When IAS recolonise managed areas

Once well-established in the new environment, invasive alien species (IAS) begin to spread and colonise areas. As they start to move around, exchange of individuals between different populations occurs as well. As a result, there is an important risk for areas where successful management actions such as eradication were performed to be reinvaded.

The management of IAS is, indeed, highly challenging. While the eradication of some terrestrial invasive alien species has been successful, aquatic and riparian biological invasions are often extremely complex to control. The continuity and connexion of aquatic environments facilitate invasions and reinvasions to occur, making management efforts potentially ineffective. 

The current management of invasive aquatic and riparian species gives, however, little consideration to the connectivity of running water bodies and the upstream-downstream dynamics that facilitate species dispersal. As a result, invasions and reinvasions are often observed from upstream areas, making management actions unsustainable.

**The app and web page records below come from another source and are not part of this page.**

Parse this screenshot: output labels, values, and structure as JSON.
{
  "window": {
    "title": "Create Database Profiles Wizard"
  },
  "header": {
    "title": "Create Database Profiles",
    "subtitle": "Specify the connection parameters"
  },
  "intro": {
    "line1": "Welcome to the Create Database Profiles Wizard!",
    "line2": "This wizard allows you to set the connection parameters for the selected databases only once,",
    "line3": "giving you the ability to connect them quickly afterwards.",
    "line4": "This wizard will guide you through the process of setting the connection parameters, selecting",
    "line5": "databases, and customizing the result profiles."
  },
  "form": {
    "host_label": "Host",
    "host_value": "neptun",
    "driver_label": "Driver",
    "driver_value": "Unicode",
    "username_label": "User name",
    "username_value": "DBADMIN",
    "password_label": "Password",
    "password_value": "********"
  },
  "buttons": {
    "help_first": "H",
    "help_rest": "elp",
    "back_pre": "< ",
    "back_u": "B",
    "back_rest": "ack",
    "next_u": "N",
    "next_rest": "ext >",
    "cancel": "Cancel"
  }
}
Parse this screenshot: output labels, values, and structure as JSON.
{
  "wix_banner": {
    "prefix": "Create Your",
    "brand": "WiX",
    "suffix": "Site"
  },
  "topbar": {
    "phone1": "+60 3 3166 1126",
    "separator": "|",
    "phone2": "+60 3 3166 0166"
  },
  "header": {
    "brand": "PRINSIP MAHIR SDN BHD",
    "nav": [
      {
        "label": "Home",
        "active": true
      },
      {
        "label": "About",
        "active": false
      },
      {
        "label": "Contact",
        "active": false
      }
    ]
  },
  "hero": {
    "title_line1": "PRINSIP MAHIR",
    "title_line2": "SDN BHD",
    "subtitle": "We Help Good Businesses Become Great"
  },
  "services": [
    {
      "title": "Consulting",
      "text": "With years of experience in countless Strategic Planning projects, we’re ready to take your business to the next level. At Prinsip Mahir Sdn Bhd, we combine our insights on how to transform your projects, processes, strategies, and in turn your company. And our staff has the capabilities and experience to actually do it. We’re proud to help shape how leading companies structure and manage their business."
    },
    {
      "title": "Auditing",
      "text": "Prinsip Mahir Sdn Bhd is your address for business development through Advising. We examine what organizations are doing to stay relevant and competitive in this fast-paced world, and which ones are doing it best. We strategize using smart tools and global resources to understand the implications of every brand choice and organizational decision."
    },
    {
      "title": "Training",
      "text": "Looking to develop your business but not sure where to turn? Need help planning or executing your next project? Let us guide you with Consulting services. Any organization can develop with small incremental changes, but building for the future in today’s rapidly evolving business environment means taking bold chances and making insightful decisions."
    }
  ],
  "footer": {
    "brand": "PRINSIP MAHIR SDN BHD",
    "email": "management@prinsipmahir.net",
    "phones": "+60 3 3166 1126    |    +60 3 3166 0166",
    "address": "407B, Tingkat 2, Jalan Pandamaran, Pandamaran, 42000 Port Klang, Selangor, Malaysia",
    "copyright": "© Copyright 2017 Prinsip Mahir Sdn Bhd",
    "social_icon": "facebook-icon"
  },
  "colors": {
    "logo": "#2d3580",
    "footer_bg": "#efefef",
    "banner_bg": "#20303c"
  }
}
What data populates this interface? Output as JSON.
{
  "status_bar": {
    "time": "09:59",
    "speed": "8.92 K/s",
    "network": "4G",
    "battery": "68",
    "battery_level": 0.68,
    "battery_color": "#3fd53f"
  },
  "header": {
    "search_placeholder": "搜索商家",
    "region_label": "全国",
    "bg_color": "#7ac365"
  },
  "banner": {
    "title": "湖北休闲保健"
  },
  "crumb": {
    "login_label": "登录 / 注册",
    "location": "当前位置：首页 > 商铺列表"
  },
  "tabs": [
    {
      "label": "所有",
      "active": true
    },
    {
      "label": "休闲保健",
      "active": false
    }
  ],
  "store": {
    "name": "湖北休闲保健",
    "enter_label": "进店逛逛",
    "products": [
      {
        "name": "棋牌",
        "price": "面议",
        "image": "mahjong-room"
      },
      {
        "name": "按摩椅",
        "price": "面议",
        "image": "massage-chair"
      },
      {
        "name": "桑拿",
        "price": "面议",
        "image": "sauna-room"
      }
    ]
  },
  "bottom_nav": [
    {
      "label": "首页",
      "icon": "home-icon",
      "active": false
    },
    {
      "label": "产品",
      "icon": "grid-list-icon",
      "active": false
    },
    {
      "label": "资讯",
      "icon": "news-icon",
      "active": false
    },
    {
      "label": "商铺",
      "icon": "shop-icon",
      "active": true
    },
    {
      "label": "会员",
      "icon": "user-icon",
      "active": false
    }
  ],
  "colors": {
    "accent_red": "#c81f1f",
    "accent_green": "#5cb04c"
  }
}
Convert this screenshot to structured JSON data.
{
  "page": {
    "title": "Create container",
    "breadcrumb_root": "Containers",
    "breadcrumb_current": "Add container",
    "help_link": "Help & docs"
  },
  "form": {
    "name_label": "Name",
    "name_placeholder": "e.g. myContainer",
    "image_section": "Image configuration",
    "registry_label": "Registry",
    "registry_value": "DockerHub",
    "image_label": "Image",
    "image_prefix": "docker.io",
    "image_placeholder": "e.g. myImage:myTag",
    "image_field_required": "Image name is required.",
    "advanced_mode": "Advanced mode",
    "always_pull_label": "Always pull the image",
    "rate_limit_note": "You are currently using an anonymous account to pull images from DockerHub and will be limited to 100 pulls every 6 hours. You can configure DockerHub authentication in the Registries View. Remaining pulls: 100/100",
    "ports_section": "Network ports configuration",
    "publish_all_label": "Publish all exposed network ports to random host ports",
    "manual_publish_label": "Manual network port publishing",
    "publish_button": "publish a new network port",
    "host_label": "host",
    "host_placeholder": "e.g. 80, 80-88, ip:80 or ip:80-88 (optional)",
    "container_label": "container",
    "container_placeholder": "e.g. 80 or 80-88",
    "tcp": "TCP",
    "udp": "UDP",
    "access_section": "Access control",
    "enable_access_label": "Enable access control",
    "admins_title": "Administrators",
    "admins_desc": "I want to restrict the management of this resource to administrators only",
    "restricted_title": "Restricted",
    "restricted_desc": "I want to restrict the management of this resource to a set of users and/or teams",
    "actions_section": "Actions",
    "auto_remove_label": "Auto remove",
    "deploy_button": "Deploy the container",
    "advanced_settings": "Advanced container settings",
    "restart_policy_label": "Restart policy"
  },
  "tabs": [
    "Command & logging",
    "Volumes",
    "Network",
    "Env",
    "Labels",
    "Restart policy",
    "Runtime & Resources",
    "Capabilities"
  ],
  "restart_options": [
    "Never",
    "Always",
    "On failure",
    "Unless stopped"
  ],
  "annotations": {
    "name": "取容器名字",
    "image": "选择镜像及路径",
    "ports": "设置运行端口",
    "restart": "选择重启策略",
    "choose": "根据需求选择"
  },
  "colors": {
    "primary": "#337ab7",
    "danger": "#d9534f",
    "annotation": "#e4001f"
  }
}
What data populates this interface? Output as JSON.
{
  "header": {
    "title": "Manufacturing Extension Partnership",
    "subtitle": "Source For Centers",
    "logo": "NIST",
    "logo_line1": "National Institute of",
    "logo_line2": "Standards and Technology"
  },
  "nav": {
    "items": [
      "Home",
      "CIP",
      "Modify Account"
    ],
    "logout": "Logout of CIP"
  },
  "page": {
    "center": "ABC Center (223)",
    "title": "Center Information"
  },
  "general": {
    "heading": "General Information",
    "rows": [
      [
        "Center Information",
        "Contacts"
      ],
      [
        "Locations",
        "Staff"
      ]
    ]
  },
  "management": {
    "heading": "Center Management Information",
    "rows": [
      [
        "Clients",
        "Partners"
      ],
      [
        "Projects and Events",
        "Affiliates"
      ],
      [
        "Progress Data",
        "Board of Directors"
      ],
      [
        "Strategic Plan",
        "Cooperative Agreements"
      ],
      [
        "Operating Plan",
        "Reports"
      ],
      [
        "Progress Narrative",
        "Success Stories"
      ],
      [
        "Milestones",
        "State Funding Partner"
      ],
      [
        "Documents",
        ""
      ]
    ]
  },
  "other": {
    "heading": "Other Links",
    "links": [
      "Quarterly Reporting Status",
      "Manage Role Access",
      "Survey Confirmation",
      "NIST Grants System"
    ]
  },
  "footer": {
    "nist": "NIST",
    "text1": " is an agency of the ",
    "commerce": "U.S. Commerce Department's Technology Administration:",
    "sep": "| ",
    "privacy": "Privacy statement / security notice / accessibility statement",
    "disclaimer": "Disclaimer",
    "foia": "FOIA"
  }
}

To tackle this issue, there is a need to take into account the risk of dispersal from one site to another. In the case of river management actions, upstream areas must, for instance, be prioritised over downstream ones.